START Data for processing

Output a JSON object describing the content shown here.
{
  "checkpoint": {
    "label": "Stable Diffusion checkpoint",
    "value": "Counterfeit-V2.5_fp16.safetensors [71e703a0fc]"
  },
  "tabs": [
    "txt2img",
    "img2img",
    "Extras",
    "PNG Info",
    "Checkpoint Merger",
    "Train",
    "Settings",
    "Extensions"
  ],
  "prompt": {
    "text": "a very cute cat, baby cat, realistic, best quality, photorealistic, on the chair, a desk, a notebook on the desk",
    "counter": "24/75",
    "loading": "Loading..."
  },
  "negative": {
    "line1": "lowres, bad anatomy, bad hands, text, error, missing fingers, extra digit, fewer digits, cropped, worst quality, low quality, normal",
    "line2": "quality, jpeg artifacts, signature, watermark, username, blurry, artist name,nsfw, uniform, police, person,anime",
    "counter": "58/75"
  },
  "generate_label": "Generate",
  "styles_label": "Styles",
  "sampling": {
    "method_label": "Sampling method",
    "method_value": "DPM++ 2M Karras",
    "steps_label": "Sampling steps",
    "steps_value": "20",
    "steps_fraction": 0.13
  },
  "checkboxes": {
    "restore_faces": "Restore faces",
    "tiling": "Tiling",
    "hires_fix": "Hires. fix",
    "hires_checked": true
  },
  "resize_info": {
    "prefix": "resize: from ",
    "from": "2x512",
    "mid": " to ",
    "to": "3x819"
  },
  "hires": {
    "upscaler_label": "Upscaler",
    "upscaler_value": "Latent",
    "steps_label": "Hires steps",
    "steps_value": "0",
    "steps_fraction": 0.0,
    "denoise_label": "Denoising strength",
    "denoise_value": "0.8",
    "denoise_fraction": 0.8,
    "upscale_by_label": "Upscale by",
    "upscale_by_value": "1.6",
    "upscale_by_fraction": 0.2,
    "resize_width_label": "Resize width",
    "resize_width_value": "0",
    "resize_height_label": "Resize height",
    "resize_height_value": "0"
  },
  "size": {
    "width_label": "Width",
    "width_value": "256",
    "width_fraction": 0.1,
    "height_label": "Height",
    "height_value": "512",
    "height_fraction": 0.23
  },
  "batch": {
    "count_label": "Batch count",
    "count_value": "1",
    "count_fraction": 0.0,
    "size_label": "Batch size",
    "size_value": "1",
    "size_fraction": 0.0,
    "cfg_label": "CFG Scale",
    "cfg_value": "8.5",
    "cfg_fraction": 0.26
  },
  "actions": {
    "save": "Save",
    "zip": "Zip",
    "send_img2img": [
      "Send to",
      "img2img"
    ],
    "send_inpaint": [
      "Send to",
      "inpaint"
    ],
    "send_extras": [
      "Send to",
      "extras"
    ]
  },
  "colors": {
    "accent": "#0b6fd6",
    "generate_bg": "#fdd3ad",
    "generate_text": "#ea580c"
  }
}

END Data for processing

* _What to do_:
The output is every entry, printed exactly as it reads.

* _Answer below_:
Output a JSON object describing the content shown here.
{
  "checkpoint": {
    "label": "Stable Diffusion checkpoint",
    "value": "Counterfeit-V2.5_fp16.safetensors [71e703a0fc]"
  },
  "tabs": [
    "txt2img",
    "img2img",
    "Extras",
    "PNG Info",
    "Checkpoint Merger",
    "Train",
    "Settings",
    "Extensions"
  ],
  "prompt": {
    "text": "a very cute cat, baby cat, realistic, best quality, photorealistic, on the chair, a desk, a notebook on the desk",
    "counter": "24/75",
    "loading": "Loading..."
  },
  "negative": {
    "line1": "lowres, bad anatomy, bad hands, text, error, missing fingers, extra digit, fewer digits, cropped, worst quality, low quality, normal",
    "line2": "quality, jpeg artifacts, signature, watermark, username, blurry, artist name,nsfw, uniform, police, person,anime",
    "counter": "58/75"
  },
  "generate_label": "Generate",
  "styles_label": "Styles",
  "sampling": {
    "method_label": "Sampling method",
    "method_value": "DPM++ 2M Karras",
    "steps_label": "Sampling steps",
    "steps_value": "20",
    "steps_fraction": 0.13
  },
  "checkboxes": {
    "restore_faces": "Restore faces",
    "tiling": "Tiling",
    "hires_fix": "Hires. fix",
    "hires_checked": true
  },
  "resize_info": {
    "prefix": "resize: from ",
    "from": "2x512",
    "mid": " to ",
    "to": "3x819"
  },
  "hires": {
    "upscaler_label": "Upscaler",
    "upscaler_value": "Latent",
    "steps_label": "Hires steps",
    "steps_value": "0",
    "steps_fraction": 0.0,
    "denoise_label": "Denoising strength",
    "denoise_value": "0.8",
    "denoise_fraction": 0.8,
    "upscale_by_label": "Upscale by",
    "upscale_by_value": "1.6",
    "upscale_by_fraction": 0.2,
    "resize_width_label": "Resize width",
    "resize_width_value": "0",
    "resize_height_label": "Resize height",
    "resize_height_value": "0"
  },
  "size": {
    "width_label": "Width",
    "width_value": "256",
    "width_fraction": 0.1,
    "height_label": "Height",
    "height_value": "512",
    "height_fraction": 0.23
  },
  "batch": {
    "count_label": "Batch count",
    "count_value": "1",
    "count_fraction": 0.0,
    "size_label": "Batch size",
    "size_value": "1",
    "size_fraction": 0.0,
    "cfg_label": "CFG Scale",
    "cfg_value": "8.5",
    "cfg_fraction": 0.26
  },
  "actions": {
    "save": "Save",
    "zip": "Zip",
    "send_img2img": [
      "Send to",
      "img2img"
    ],
    "send_inpaint": [
      "Send to",
      "inpaint"
    ],
    "send_extras": [
      "Send to",
      "extras"
    ]
  },
  "colors": {
    "accent": "#0b6fd6",
    "generate_bg": "#fdd3ad",
    "generate_text": "#ea580c"
  }
}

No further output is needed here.